**What is being asked:** Keep only the lines that hold the string "пояс", filtering out the rest of the entries below.

**Material to process:**
__________

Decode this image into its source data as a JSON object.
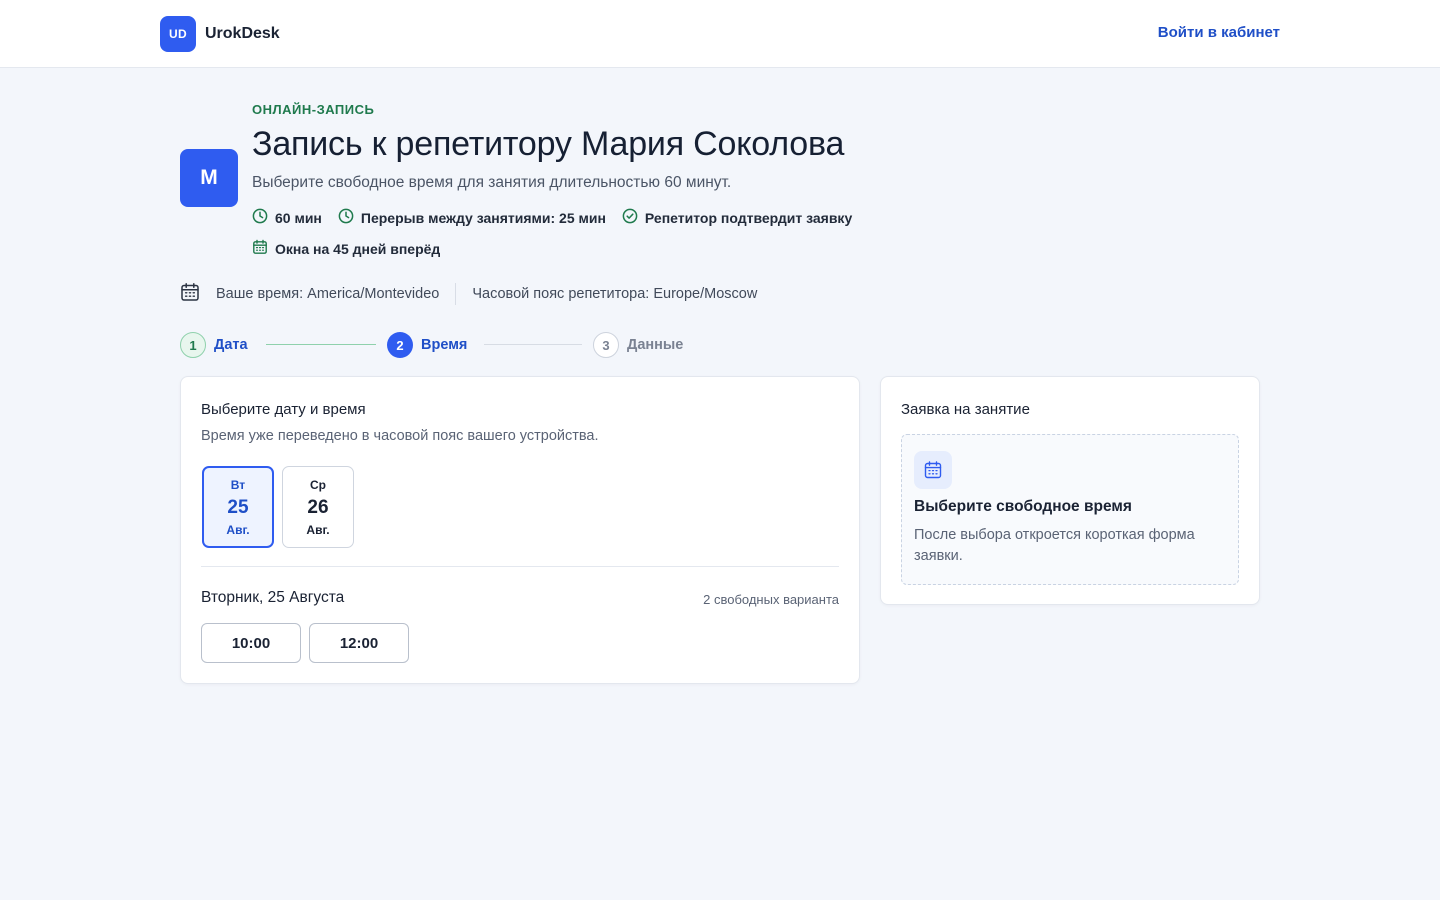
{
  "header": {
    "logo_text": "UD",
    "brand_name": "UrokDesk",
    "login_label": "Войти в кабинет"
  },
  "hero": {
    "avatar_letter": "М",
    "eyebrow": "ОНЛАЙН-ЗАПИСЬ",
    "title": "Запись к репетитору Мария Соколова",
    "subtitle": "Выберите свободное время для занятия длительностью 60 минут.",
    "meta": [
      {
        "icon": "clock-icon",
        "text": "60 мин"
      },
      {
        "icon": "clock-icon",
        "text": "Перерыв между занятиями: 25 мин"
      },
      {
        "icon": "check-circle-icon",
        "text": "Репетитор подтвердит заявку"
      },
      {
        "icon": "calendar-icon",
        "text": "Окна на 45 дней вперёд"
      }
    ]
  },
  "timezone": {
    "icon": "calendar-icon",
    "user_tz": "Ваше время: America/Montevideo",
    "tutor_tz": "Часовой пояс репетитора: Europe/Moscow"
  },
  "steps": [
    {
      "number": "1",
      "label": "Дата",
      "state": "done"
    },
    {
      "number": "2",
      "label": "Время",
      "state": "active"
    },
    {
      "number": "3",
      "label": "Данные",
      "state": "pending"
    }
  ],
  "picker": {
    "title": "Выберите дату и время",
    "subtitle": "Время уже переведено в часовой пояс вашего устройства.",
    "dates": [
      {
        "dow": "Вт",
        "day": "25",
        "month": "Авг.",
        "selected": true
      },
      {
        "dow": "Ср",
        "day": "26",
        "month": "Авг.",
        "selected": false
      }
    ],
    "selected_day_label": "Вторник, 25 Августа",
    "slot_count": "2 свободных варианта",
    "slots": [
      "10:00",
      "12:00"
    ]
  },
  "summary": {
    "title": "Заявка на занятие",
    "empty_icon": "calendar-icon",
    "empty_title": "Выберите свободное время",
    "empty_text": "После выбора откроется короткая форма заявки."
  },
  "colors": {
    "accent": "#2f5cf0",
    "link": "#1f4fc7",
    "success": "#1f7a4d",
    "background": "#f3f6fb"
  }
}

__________

**Solution to this problem:**
    "tutor_tz": "Часовой пояс репетитора: Europe/Moscow"
    "subtitle": "Время уже переведено в часовой пояс вашего устройства.",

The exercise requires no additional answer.